ture of the bones of the leg. All the tis
sues were torn and the bones exposed to
the air. He was taken to the Receiving
Hospital in this city, where his leg was
amputated. Perillat also received several
cuts about the head and body.
Miss Kate Ingalls of Pomona received
several cuts about the head and body,
which are of a very serious nature, and
Miss Johnson of Pomona, was cut about
the face and body.
These were the ones receiving the most
serious injuries, but there were several
others from Los Angeles and Pasadena,
whose names could, not be learned, who
were very badly injured. Jack Spencer
and Arthur 3aunders of this city received
severe injuries about the head, face and
legs. ■ . ; ..
This is the second accident on the new
line since it has been in operation, but as
soon as the double track, which is now
near completion, is finished the danger of
travel over the line will be ended.
— -♦ — :
B ED WO OH CITY FATALITY.
Mrs. Carrie Rathbone tlte Victim of a
REDWOOD CITY., Cal., May 17.— A
fatal runaway accident occurred between
this city and Woodland, six miles distant,
this evening, in which Mrs. Garrie Rath
bone, wife of L.. D. Rathbone, lost her life.
Rev. Mr. Rath bone and his trife and
Miss Alice Glennan leit Redwood
City at 7 o'clock, to attend services at
the vVoodside Congregational Church, in
charge of Miss Scott, the evangelist. While
going up the McGarvey gVade, a runaway
team attempted- to pass theiV carriage. The
wheels of the two vehicles locked and the
Rathbone party was thrown down tTft-iteep
grade. Mrs. Rathbone was crushed about
the chest and died an hour later. Miss
Glennan was badly injured, but to just
what extent is not yet apparent. Mr.
Rathbone was severely bruised.
Mrs. Rathbone . (nee Carrie Dearborn)
was a native of Maine, aged 27 years, and
a schoolteacher by profession: She had
married about a year and a half. She was
an exceptionally bright and talented per
son and her death is a severe shock to the
EXCITEMENT AT SEATTLE.
Trouble- Follows an Attempt to Open
Two of the Public Schools.
SEATTLE, Wash., May 17.— The dis
pute between the Boards of Health and
Education in regard to the closing of the
•Rainier and South schools as a precaution

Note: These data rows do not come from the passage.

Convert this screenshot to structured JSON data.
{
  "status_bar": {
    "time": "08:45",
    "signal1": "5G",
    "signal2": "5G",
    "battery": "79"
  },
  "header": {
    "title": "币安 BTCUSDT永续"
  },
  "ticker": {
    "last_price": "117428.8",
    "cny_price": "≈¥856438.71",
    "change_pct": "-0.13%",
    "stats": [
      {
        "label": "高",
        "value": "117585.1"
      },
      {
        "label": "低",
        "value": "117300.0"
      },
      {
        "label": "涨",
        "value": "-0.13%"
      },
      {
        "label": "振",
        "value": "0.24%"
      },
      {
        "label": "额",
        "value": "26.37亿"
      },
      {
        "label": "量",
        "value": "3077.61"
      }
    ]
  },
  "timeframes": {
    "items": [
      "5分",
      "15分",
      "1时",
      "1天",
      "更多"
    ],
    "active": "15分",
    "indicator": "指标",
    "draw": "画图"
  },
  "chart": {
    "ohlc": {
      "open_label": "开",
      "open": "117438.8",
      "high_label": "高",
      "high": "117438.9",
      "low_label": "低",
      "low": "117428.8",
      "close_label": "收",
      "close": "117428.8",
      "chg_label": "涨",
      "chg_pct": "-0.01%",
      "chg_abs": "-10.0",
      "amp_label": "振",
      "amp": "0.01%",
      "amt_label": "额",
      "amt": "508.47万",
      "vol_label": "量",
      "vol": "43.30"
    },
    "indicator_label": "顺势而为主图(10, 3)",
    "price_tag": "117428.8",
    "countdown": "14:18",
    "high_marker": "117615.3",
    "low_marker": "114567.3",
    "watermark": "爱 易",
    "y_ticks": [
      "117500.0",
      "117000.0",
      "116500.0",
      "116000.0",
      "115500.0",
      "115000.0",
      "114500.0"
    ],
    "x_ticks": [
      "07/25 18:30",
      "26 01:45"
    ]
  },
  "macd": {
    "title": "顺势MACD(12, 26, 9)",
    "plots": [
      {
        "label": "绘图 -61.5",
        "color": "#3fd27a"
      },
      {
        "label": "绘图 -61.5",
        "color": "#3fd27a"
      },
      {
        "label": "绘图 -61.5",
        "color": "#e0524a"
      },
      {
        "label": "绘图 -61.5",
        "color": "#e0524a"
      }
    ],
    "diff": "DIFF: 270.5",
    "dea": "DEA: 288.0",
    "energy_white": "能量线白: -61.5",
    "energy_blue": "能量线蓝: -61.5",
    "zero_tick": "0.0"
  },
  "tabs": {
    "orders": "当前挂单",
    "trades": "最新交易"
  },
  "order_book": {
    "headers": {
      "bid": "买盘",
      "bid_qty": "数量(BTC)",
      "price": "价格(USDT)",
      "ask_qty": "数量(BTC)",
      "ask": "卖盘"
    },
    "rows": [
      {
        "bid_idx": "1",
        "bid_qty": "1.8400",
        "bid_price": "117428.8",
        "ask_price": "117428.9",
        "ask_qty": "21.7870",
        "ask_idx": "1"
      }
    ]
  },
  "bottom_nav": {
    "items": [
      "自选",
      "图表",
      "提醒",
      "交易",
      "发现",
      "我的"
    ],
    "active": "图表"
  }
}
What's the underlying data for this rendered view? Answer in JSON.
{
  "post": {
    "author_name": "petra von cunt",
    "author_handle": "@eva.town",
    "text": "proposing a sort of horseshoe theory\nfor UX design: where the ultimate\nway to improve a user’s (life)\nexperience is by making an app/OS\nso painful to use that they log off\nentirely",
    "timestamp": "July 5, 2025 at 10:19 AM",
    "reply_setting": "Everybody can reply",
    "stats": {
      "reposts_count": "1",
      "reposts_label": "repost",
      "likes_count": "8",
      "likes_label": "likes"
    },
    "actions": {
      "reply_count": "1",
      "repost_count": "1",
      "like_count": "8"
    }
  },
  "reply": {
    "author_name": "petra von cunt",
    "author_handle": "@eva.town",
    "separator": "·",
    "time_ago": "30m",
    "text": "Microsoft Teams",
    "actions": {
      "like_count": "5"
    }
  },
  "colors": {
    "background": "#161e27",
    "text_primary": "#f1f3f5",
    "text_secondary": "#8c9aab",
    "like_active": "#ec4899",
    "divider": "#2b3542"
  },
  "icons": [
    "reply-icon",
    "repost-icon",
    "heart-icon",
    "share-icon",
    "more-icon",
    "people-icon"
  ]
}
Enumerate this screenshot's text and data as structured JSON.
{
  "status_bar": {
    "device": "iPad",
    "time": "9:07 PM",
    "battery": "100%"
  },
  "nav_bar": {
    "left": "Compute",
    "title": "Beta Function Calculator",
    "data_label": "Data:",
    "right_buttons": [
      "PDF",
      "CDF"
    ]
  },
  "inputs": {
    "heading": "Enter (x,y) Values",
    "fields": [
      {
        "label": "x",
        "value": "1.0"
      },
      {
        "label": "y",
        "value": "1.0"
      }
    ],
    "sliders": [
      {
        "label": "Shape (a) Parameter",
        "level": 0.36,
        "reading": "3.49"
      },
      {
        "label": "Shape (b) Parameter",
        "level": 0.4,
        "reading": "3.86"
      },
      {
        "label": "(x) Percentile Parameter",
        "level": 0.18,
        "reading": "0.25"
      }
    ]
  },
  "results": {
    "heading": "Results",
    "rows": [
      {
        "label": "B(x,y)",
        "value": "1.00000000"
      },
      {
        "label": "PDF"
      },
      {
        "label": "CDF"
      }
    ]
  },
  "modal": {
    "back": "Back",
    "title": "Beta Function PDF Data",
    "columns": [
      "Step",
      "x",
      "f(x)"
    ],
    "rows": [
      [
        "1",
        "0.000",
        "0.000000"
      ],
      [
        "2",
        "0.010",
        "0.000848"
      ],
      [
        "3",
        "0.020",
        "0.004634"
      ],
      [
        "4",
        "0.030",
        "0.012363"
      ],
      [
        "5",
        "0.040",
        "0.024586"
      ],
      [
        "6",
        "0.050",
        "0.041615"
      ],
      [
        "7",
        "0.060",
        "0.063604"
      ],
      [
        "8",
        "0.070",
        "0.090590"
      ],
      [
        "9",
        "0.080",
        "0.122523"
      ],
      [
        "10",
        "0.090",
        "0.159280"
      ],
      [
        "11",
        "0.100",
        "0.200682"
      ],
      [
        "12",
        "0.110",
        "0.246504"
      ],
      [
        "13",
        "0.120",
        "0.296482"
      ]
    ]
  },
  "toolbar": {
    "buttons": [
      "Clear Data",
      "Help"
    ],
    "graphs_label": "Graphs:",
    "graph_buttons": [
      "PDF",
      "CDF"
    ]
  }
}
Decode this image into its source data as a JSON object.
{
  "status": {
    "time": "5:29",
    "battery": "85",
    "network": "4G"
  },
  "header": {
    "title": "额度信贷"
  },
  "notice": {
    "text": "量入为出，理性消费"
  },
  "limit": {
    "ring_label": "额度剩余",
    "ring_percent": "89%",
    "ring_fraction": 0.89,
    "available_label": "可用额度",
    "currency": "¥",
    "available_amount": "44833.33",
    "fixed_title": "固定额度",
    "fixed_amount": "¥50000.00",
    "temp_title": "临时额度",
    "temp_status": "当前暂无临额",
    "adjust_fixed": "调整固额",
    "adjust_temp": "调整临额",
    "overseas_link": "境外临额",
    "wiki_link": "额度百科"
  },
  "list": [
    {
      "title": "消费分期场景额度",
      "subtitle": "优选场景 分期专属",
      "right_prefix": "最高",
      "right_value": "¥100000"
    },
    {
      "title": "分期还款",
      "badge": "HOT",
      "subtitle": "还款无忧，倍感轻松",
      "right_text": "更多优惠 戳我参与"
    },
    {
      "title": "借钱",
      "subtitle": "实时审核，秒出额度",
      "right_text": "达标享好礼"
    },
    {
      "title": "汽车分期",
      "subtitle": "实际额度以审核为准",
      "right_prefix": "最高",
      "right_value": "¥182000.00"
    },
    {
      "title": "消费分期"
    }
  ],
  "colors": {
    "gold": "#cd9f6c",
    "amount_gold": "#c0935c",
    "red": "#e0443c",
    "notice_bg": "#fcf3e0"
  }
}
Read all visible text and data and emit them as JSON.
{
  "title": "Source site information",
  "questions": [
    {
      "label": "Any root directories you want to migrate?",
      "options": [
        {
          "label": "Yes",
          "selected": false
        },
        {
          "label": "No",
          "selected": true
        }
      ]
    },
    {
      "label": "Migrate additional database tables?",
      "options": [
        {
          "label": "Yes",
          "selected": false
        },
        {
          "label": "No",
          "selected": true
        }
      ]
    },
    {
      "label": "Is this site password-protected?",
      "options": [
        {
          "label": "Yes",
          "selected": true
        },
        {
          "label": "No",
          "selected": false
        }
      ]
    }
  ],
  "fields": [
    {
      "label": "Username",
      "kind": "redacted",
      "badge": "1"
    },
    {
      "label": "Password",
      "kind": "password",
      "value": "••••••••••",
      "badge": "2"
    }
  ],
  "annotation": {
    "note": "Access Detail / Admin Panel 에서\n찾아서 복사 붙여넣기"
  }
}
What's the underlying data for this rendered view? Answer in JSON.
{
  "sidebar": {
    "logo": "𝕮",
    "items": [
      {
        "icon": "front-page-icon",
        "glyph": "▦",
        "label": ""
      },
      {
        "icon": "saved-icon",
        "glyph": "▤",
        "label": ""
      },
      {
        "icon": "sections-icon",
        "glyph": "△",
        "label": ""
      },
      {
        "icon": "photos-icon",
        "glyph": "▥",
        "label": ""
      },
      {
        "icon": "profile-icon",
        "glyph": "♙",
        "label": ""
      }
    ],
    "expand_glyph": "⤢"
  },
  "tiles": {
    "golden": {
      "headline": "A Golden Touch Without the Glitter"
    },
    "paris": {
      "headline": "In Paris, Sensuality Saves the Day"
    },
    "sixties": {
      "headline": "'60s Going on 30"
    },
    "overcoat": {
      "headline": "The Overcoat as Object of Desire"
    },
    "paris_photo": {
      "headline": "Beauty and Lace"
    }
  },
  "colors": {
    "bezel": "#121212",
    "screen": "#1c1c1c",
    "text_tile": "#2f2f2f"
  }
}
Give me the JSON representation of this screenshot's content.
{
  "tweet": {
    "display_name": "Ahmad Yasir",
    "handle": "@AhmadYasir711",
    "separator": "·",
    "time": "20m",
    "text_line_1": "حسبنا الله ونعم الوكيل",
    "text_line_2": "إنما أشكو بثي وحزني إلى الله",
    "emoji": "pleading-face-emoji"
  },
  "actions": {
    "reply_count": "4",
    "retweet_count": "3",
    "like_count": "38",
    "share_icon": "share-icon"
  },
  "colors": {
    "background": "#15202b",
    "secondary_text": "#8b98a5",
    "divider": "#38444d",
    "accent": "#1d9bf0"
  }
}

against scarlet fever reached a crisis this
morning. . .
Acting under orders from the health
board, Health Officer Palmer and Officer
Corning ordered the closing of the two
schools. Principal Gerard of the former
school refused compliance, and told the
pupils to enter. A wild scene followed,
the 400 or 500 children entering at doors
and windows, some 0% them throwing
stones at the officers and getting out tho
hose to give them a bath. The officers
vainly strove to intercept them, and it wa»
not until noon that order was restored by
the arre&t of Mr. Gerard and the removal
of the children from the building;
No less exciting scenes occurred at the
South School, Principal Taylor being ar
rested for resistance to the order. The
school board afterward ordered the two
schools closed under protest until the
courts settle the dispute.
ASKS A FUJiTHEB JiEPRIEFE.
Murderer Axoff Wants to See His Child
Before Be IHcs. ■'.'■.'.
SANTA CRUZ, Cal., May Hi—A. Mc-
Guire, attorney for Anthony Azoff, under
sentence of death for the murder of Lon
Harris, has petitioned Governor .Budd to
extend the time for the reprieve of Azoff
thirty days, or to. June 6. Azoff desires to
see his child, but the attorney, although
looking for the murderer's wife and child
in Oakland, where they were supposed to
be, has been unable to find them.
« — i .'*•'
THE SAN LUIS FAILURE.
Creditors of Greenberg Brothers to Select
SAN LUIS OBISPO, Cal., May 17.— A.
meeting of the creditors of Greenberg Bros,
will be held to-morrow for the purpose of
selecting an assignee. The firm was de«
clared insolvent in March by petition of
the members of the San Francisco Board
of Trade. Claims aggregating over $30,000
have been riled. Their stock of groceries
in the hands of the Sheriff is inyoiced at
— • . ■. - .
' Sibley and Warner at ■ Portland.' r .
PORTLAND, Or., May 17.— General
Warner and ex-Congressman J. C. Sibley
addressed a large audience at the Park:
Theater to-night on the silver question.
They leave to-morrow for Seattle.
■ - ■ - -.■■ ■ ■ -■■•;■•.•■■ -" -..'.. .
i'or additional Pacific Coast newt tqf Second fas^